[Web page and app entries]
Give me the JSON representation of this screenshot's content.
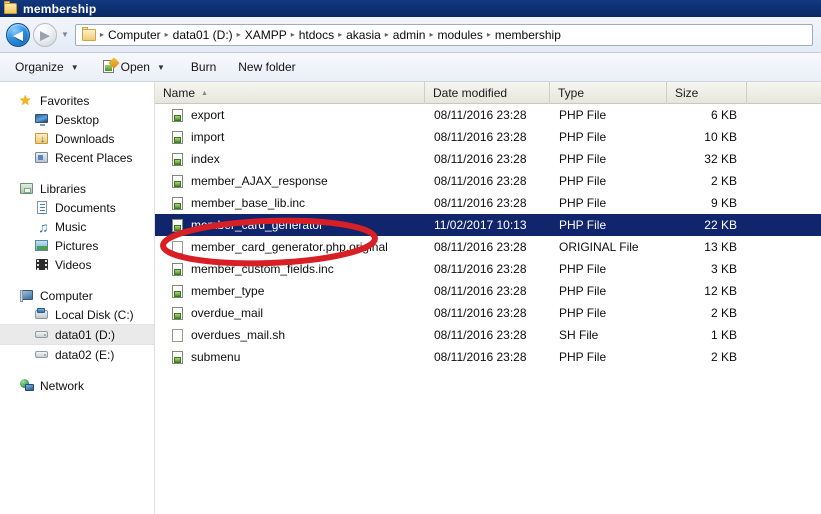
{
  "window": {
    "title": "membership",
    "title_icon": "folder-icon"
  },
  "nav": {
    "back_icon": "back-arrow-icon",
    "forward_icon": "forward-arrow-icon",
    "history_icon": "chevron-down-icon",
    "address_folder_icon": "folder-icon",
    "breadcrumbs": [
      "Computer",
      "data01 (D:)",
      "XAMPP",
      "htdocs",
      "akasia",
      "admin",
      "modules",
      "membership"
    ],
    "separator": "▸"
  },
  "toolbar": {
    "organize_label": "Organize",
    "open_label": "Open",
    "open_icon": "open-file-icon",
    "burn_label": "Burn",
    "new_folder_label": "New folder",
    "dropdown_icon": "chevron-down-icon"
  },
  "sidebar": {
    "groups": [
      {
        "header": {
          "label": "Favorites",
          "icon": "star-icon"
        },
        "items": [
          {
            "label": "Desktop",
            "icon": "desktop-icon"
          },
          {
            "label": "Downloads",
            "icon": "downloads-folder-icon"
          },
          {
            "label": "Recent Places",
            "icon": "recent-places-icon"
          }
        ]
      },
      {
        "header": {
          "label": "Libraries",
          "icon": "libraries-icon"
        },
        "items": [
          {
            "label": "Documents",
            "icon": "document-icon"
          },
          {
            "label": "Music",
            "icon": "music-note-icon"
          },
          {
            "label": "Pictures",
            "icon": "picture-icon"
          },
          {
            "label": "Videos",
            "icon": "video-film-icon"
          }
        ]
      },
      {
        "header": {
          "label": "Computer",
          "icon": "computer-icon"
        },
        "items": [
          {
            "label": "Local Disk (C:)",
            "icon": "hard-disk-icon",
            "selected": false
          },
          {
            "label": "data01 (D:)",
            "icon": "drive-icon",
            "selected": true
          },
          {
            "label": "data02 (E:)",
            "icon": "drive-icon",
            "selected": false
          }
        ]
      },
      {
        "header": {
          "label": "Network",
          "icon": "network-icon"
        },
        "items": []
      }
    ]
  },
  "file_list": {
    "columns": [
      "Name",
      "Date modified",
      "Type",
      "Size"
    ],
    "sort_column": "Name",
    "sort_indicator": "▲",
    "rows": [
      {
        "name": "export",
        "date": "08/11/2016 23:28",
        "type": "PHP File",
        "size": "6 KB",
        "icon": "php-file-icon",
        "selected": false
      },
      {
        "name": "import",
        "date": "08/11/2016 23:28",
        "type": "PHP File",
        "size": "10 KB",
        "icon": "php-file-icon",
        "selected": false
      },
      {
        "name": "index",
        "date": "08/11/2016 23:28",
        "type": "PHP File",
        "size": "32 KB",
        "icon": "php-file-icon",
        "selected": false
      },
      {
        "name": "member_AJAX_response",
        "date": "08/11/2016 23:28",
        "type": "PHP File",
        "size": "2 KB",
        "icon": "php-file-icon",
        "selected": false
      },
      {
        "name": "member_base_lib.inc",
        "date": "08/11/2016 23:28",
        "type": "PHP File",
        "size": "9 KB",
        "icon": "php-file-icon",
        "selected": false
      },
      {
        "name": "member_card_generator",
        "date": "11/02/2017 10:13",
        "type": "PHP File",
        "size": "22 KB",
        "icon": "php-file-icon",
        "selected": true
      },
      {
        "name": "member_card_generator.php.original",
        "date": "08/11/2016 23:28",
        "type": "ORIGINAL File",
        "size": "13 KB",
        "icon": "blank-file-icon",
        "selected": false
      },
      {
        "name": "member_custom_fields.inc",
        "date": "08/11/2016 23:28",
        "type": "PHP File",
        "size": "3 KB",
        "icon": "php-file-icon",
        "selected": false
      },
      {
        "name": "member_type",
        "date": "08/11/2016 23:28",
        "type": "PHP File",
        "size": "12 KB",
        "icon": "php-file-icon",
        "selected": false
      },
      {
        "name": "overdue_mail",
        "date": "08/11/2016 23:28",
        "type": "PHP File",
        "size": "2 KB",
        "icon": "php-file-icon",
        "selected": false
      },
      {
        "name": "overdues_mail.sh",
        "date": "08/11/2016 23:28",
        "type": "SH File",
        "size": "1 KB",
        "icon": "blank-file-icon",
        "selected": false
      },
      {
        "name": "submenu",
        "date": "08/11/2016 23:28",
        "type": "PHP File",
        "size": "2 KB",
        "icon": "php-file-icon",
        "selected": false
      }
    ]
  },
  "annotation": {
    "shape": "ellipse",
    "color": "#d81f26",
    "target_row": "member_card_generator"
  },
  "colors": {
    "title_bar": "#0b2d6e",
    "selection": "#10256b",
    "annotation": "#d81f26"
  }
}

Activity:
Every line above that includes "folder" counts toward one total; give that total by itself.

Solution below:
4